  • New York – Governor Kathy Hochul announced actions as part of the 2024 budget to strengthen abortion protections and access. The budget increases Medicaid reimbursement rates to boost New York abortion access, enacts data protections for patients seeking reproductive healthcare, requires private insurers to cover medication abortion when prescribed off-label for abortion, and allocates $100.7 million in new funding to support abortion providers and reproductive healthcare. Governor Hochul also signed legislation to allow pharmacists to dispense hormonal contraception over the counter and legislation to ensure that every student enrolled within the State University of New York and the City University of New York public university systems has access to medication abortion on campus.
  • North Carolina – The North Carolina Department of Health and Human Services (NCDHHS) released the NCDHHS State Action Plan for Nutrition Security. This plan is part of the department’s larger strategic goal to support child and family wellbeing. The action plan outlines an innovative, multi-pronged strategy to decrease the number of North Carolinians currently experiencing food insecurity. Actions include: increasing the reach of NCDHHS’ nutrition programs; building connections between healthcare and nutrition supports; and increasing breastfeeding support and rates.
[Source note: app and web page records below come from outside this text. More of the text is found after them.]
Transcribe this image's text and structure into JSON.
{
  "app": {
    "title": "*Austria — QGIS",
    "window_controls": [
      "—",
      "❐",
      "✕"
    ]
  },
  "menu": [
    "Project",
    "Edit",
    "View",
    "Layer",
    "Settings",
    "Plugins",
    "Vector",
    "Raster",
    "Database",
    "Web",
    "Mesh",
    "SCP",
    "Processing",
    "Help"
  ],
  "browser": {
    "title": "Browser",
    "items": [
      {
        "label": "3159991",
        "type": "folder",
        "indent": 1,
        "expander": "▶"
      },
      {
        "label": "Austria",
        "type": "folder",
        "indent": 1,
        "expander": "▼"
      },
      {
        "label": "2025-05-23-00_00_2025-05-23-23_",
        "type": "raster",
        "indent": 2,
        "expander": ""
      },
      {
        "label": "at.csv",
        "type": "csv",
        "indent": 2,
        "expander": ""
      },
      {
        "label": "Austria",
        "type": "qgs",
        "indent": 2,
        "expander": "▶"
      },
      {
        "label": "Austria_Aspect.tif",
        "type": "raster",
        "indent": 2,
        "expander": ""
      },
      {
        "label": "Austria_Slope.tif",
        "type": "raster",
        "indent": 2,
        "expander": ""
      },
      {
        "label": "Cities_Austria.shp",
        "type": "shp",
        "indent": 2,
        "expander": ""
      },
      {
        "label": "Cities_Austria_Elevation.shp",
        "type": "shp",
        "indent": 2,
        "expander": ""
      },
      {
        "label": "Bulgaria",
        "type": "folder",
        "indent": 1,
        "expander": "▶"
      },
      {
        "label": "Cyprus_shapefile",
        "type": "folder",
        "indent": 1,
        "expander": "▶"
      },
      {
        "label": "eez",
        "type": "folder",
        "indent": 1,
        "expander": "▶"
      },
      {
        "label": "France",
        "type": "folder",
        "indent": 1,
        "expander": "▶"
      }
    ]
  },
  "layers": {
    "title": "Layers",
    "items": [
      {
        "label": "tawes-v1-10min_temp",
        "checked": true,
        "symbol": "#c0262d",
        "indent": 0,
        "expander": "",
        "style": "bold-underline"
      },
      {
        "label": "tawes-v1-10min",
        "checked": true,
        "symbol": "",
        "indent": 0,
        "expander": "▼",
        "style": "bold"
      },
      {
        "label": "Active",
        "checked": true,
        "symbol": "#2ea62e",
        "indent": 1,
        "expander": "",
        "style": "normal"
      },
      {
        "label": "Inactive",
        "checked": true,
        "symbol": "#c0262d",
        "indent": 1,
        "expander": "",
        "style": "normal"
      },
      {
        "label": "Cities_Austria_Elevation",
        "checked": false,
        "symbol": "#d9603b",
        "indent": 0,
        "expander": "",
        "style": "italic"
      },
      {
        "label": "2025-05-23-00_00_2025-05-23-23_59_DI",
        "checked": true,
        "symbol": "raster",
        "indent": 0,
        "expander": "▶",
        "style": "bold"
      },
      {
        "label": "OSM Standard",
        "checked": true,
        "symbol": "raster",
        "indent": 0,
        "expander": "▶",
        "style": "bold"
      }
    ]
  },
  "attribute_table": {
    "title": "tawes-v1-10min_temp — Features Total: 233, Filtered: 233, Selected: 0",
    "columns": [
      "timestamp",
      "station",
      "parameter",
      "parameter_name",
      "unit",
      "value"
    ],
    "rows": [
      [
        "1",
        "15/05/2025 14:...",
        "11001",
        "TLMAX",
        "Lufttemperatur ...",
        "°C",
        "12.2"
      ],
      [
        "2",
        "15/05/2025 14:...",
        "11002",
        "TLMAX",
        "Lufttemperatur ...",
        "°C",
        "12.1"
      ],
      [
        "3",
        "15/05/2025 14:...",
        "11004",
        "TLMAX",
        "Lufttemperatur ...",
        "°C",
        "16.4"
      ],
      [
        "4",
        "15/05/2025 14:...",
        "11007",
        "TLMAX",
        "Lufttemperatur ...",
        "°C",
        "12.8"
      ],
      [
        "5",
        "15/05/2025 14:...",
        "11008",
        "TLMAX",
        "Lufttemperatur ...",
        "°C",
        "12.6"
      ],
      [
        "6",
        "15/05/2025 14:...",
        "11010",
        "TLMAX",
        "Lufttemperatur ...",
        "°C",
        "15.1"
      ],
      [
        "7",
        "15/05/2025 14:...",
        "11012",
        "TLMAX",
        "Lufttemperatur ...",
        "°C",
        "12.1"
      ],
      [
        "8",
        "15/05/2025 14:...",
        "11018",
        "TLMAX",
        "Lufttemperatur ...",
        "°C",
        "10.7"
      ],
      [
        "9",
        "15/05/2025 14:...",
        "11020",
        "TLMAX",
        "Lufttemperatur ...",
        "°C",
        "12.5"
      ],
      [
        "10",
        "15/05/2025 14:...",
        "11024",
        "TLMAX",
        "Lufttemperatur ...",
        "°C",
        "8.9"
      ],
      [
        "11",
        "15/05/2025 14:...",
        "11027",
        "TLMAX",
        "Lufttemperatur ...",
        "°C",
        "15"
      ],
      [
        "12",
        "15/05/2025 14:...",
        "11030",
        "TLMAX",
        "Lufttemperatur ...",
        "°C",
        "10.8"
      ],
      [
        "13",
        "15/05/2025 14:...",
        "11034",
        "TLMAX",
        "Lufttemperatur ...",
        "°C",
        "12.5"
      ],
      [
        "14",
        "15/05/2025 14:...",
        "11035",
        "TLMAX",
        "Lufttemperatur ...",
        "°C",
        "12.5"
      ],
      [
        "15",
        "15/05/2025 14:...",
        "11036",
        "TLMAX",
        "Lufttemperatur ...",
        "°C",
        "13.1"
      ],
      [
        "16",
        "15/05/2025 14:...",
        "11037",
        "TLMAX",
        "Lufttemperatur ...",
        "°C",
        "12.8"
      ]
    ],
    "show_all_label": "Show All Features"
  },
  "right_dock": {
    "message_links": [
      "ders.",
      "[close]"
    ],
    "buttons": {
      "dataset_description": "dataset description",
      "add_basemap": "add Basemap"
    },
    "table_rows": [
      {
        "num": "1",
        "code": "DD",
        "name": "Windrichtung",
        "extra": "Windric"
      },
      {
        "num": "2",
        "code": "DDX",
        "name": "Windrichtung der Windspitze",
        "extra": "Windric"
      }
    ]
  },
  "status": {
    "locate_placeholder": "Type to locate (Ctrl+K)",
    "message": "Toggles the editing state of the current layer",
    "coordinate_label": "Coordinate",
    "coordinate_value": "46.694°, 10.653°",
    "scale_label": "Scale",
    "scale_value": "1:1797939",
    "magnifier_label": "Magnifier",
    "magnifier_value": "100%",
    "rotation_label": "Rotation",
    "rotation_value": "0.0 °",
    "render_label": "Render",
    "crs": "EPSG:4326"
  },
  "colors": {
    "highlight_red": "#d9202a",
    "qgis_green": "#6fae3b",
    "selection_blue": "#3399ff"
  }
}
  • Oregon – The Oregon Health Care Authority (OHA) published Oregon’s 2022 Annual Cost Growth Trends Report, which presents data on healthcare spending and healthcare cost growth in the state between 2018 and 2020. Data confirm healthcare costs grew between 2018 and 2019 before dropping between 2019 and 2020 due to COVID-related changes in the use of healthcare. Medicaid experienced the lowest rate of cost growth compared to Medicare and the commercial market.
  • Pennsylvania – Governor Josh Shapiro signed a law that will require insurers to cover preventive breast and ovarian screenings for high-risk women at no cost. The law removes out-of-pocket costs associated with genetic testing for hereditary breast, ovarian, prostate and other cancer syndromes—as well as supplemental breast screenings for women with a high lifetime risk of breast cancer.
  • Washington – The Washington State Health Care Authority published a plan for removing barriers to access health and human services, including Medicaid, the Supplemental Nutrition Assistance Program, Temporary Assistance for Needy Families, and child care programs. The plan outlines two goals: 1) to remove barriers to accessing benefits, so that individuals can seamlessly apply for multiple programs in less than 20 minutes and immediately know their eligibility status; and 2) to share information across organizations to proactively offer other benefits for which the individual may qualify. The plan was developed by the Washington State Health and Human Services Enterprise Coalition, which consists of Washington state health and social service agencies.
  • AK, DE, GA, HI, ID, MD, ME, MN, MT, ND, NH, NJ, OR, PA, VA & WI – CMS notified these 16 states with Section 1332 waivers of the final amounts of federal pass-through funding for the 2023 plan year. Section 1332 waivers permit states to pursue innovative strategies for providing residents with high-quality, affordable health insurance, while retaining the basic protections of the Affordable Care Act. Overall the 16 states will receive $2,593,746,722 for the plan year 2023.